Six Guest Lectures in Bioinformatics - Day 2

IBV hosts six guest lectures in Bioinformatics on Tuesday June 25th and Thursday June 27th. 


PROGRAM DAY 2 (June 27th)

09.15-10.00: Modeling genomes in 3D from high-throughput sequencing data
Jonas Paulsen, Department of Molecular Medicine, University of Oslo, Norway

Abstract: Eukaryotic genomes are folded into a three-dimensional (3D) structure essential for maintaining proper gene regulation. High-throughput sequencing techniques, including ChIP-seq and Hi-C, can be utilized to probe the 3D genome. Here, I present the use of computational modeling to integrate such data into whole genome 3D models that reveal new aspects of gene regulation during stem cell differentiation.

10.15-11.00 Towards a map of transcription factor binding sites in the human genome
Anthony Mathelier, Centre for Molecular Medicine Norway (NCMM), University of Oslo, Norway

Abstract: Transcriptional regulation is essential to cell growth and differentiation and is achieved through interactions between transcription factors (TFs) and the DNA. TFs bind to the DNA in a sequence-specific manner at their binding sites (TFBSs) to regulate gene transcription.

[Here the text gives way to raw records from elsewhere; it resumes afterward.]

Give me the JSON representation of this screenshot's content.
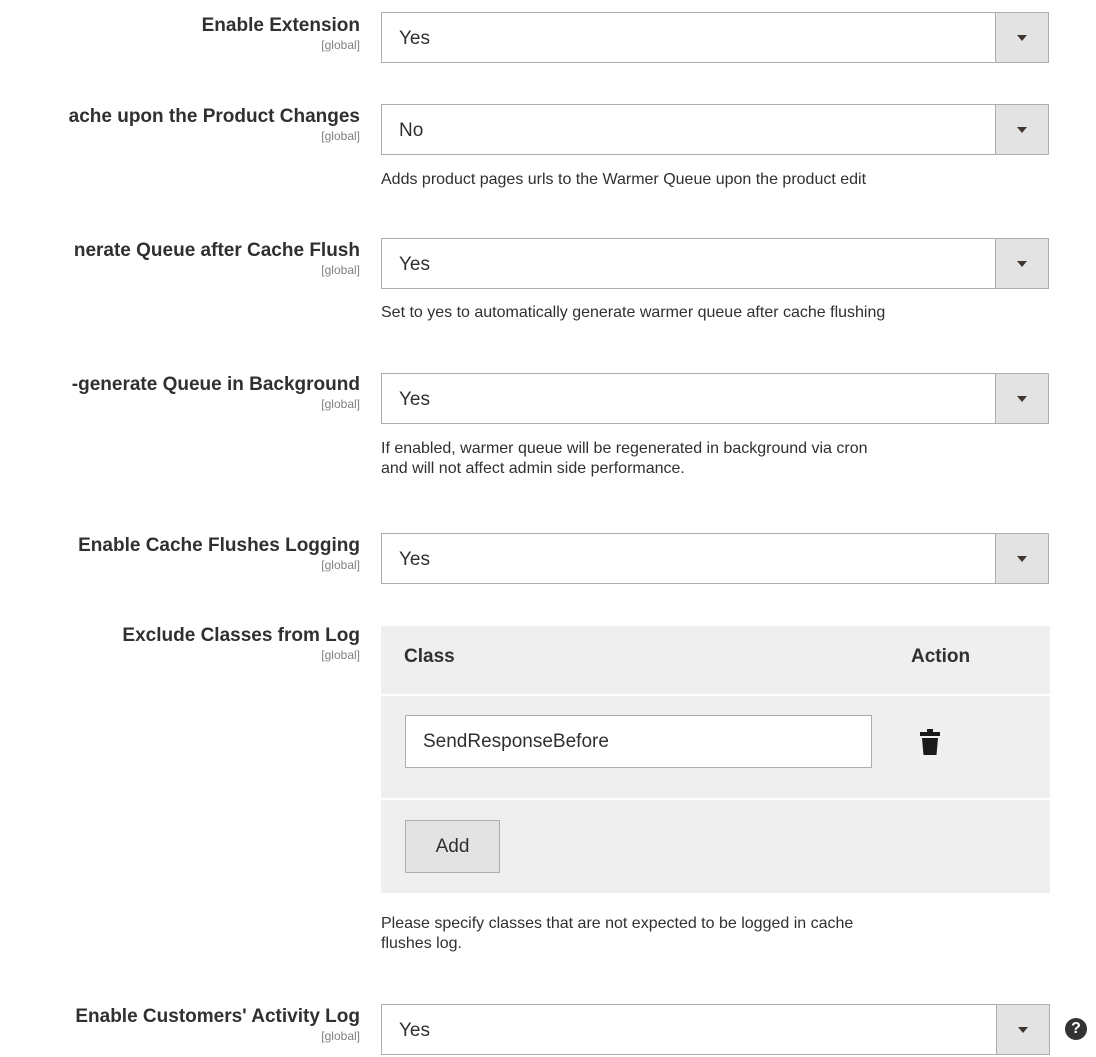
{
  "fields": [
    {
      "label": "Enable Extension",
      "scope": "[global]",
      "value": "Yes",
      "note": ""
    },
    {
      "label": "ache upon the Product Changes",
      "scope": "[global]",
      "value": "No",
      "note": "Adds product pages urls to the Warmer Queue upon the product edit"
    },
    {
      "label": "nerate Queue after Cache Flush",
      "scope": "[global]",
      "value": "Yes",
      "note": "Set to yes to automatically generate warmer queue after cache flushing"
    },
    {
      "label": "-generate Queue in Background",
      "scope": "[global]",
      "value": "Yes",
      "note": "If enabled, warmer queue will be regenerated in background via cron",
      "note2": "and will not affect admin side performance."
    },
    {
      "label": "Enable Cache Flushes Logging",
      "scope": "[global]",
      "value": "Yes"
    }
  ],
  "exclude": {
    "label": "Exclude Classes from Log",
    "scope": "[global]",
    "col_class": "Class",
    "col_action": "Action",
    "rows": [
      {
        "value": "SendResponseBefore"
      }
    ],
    "add_label": "Add",
    "note": "Please specify classes that are not expected to be logged in cache",
    "note2": "flushes log."
  },
  "activity": {
    "label": "Enable Customers' Activity Log",
    "scope": "[global]",
    "value": "Yes",
    "help_icon": "question-circle-icon"
  },
  "icons": {
    "dropdown": "chevron-down-icon",
    "delete": "trash-icon"
  },
  "colors": {
    "text": "#303030",
    "scope": "#808080",
    "border": "#adadad",
    "arrow_bg": "#e3e3e3",
    "grid_bg": "#efefef"
  }
}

Hence, the identification of TFBSs genome-wide is a critical step towards understanding how gene expression regulation works.

I will present ChIP-eat, a uniform ChIP-seq data processing pipeline, from raw data to accurate, TF-specific TFBS prediction in the human genome. The results show that our predictions are supported by strong experimental and computational evidences for direct TF – DNA interactions. Our work culminates with the generation of a large, publicly available collection of uniformly processed ChIP-seq data sets from which we obtain accurate TFBS predictions.

11.15-12.00: Resolving genomes from metagenomes: achievements and opportunities
Christopher Quince, Warwick Medical School, University of Warwick, UK

Abstract: The direct extraction of microbial genomes from metagenomes has transformed our understanding of microbial diversity. In the first half of my talk I will explain how metagenome assembled genomes (MAGs) can be obtained through assembly and contig clustering. This will be followed by a pedagogical description of how our own algorithm CONCOCT uses both sequence composition and coverage across multiple samples to cluster contigs. I will then give a brief overview of applications of CONCOCT to a number of data sets including Tara oceans. The MAGs that result from metagenome binning are still composites of multiple strains and in the second half of my talk I will discuss how to resolve strain-level subpopulations within MAGs. I will introduce our DESMAN (De novo extraction of strains from metagenomes) pipeline and present results from tracking strains during fecal microbiome transplants. I will conclude with a description of my latest research resolving strains directly on assembly graphs and the potential of new long read technologies.

DAY 1: Tuesday 25 June.

Published June 14, 2019 1:05 PM - Last modified June 20, 2019 9:49 PM